The social competence model is approached by researchers from three directions. These are observable behaviour, cognitive processes and structures, and emotions. The development of social competence is determined by the following factors: personality, environmental impact and the family represent the main areas for the socialization of children. The attachment patterns formed in the family impact on the future social relations system and influence socio-emotional development. The recognition, expression and regulation of emotions have a strong impact on our interpersonal behaviour and aid in navigating the social world. Research in social-neuroscience studies (e.g. Caccioppo, 2003) has shown that emotions can form part of thinking as well. A number of researchers treat emotional competence as separate from social competence, but the interrelationship of the two systems has not been fully elucidated. Further studies are needed to determine the combined components, their mutual impact and their role in development. Social skills form an important part of social competence. Testing and developing methods are well known and defined. Further studies are needed to take into account age, period and conditions that significantly enhance our social skills. In school, with well-trained teachers, these skills can be developed, especially if the teacher is involved in training programmes during the study period. Music therapists use the elements of music, but they focus on other targets, frameworks and conditions. The various elements of music may be incorporated into developmental programmes with experiential content. If one of your life events can be connected to musical elements, it can be converted to music. Thus music can take on a behavioural form, and we can display it objectively. This creates an opportunity for music therapy to be used as an instrument in social skills training. Musical elements not only form the structural part of the sessions, but also offer communication tools that can be connected to selected social components. Because the use of elements in music therapy is not tied to the musical profession and musical elements move onto the preverbal level, music therapy is available to anyone.

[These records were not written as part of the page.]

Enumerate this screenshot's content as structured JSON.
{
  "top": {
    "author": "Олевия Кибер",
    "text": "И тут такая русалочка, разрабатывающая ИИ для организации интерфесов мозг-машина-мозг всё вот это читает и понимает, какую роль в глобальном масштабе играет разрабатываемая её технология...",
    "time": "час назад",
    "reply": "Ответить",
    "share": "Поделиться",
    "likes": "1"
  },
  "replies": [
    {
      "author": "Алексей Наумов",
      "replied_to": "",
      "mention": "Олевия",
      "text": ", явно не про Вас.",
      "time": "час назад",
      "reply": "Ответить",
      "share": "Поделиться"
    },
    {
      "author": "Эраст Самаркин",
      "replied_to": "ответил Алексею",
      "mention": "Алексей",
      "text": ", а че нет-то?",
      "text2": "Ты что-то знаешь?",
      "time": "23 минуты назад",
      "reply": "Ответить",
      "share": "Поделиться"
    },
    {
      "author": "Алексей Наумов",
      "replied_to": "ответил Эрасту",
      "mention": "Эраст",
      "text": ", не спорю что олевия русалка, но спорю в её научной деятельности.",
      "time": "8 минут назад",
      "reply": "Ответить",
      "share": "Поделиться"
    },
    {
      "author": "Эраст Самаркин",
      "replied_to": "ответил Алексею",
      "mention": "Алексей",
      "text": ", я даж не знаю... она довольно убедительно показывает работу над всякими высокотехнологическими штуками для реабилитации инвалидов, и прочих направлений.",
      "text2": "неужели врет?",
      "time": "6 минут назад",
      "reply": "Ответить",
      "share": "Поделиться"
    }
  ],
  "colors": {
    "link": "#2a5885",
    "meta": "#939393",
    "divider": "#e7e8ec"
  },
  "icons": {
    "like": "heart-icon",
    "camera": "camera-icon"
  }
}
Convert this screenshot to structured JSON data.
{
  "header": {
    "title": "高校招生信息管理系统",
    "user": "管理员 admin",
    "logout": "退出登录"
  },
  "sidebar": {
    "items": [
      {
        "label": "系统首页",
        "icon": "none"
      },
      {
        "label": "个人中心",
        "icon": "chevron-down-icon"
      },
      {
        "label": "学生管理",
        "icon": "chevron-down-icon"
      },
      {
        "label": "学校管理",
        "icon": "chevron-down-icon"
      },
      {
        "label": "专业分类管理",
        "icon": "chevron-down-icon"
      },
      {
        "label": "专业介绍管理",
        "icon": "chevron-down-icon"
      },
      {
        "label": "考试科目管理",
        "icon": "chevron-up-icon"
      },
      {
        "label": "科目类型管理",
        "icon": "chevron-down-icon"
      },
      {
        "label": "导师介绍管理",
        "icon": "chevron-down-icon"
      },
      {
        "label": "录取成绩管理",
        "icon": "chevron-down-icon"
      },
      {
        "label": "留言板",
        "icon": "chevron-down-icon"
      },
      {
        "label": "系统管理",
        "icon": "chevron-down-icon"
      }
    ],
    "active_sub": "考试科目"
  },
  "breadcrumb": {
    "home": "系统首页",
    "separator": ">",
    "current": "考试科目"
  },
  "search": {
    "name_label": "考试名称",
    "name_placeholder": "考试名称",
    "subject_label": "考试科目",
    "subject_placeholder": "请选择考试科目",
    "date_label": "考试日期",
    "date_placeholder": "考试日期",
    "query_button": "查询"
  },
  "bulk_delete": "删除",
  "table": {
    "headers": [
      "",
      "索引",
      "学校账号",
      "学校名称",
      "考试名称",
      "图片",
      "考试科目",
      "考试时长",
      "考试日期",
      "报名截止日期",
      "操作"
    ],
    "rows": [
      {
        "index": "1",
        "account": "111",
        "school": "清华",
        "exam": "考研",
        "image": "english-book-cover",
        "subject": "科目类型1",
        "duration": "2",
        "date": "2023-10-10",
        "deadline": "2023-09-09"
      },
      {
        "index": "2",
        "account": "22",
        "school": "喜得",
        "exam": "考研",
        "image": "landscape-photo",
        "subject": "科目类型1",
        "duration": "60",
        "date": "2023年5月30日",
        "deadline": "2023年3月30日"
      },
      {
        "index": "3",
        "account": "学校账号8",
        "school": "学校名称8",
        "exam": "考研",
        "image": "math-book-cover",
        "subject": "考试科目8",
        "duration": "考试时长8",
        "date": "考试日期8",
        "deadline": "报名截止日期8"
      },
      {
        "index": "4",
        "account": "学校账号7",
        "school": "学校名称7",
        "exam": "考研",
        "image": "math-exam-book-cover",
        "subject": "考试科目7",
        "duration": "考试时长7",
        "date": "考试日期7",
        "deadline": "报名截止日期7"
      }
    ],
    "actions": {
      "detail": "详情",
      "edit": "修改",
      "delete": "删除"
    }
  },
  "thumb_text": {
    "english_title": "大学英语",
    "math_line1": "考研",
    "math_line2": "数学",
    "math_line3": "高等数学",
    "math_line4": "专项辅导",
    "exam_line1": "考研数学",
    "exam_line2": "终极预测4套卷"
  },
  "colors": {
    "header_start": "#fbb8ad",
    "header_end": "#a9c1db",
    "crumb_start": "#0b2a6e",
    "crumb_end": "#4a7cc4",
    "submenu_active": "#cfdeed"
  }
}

MAGYAR PEDAGÓGIA 114. Number 3. 149-188. (2014)

Levelezési cím / Address for correspondence: Szabadi Magdolna, SZTE BTK Nevelés¬tudo¬má¬nyi Doktori Iskola, H–6722 Szeged, Petőfi S. sgt. 30–34.


Magyar Tudományos Akadémia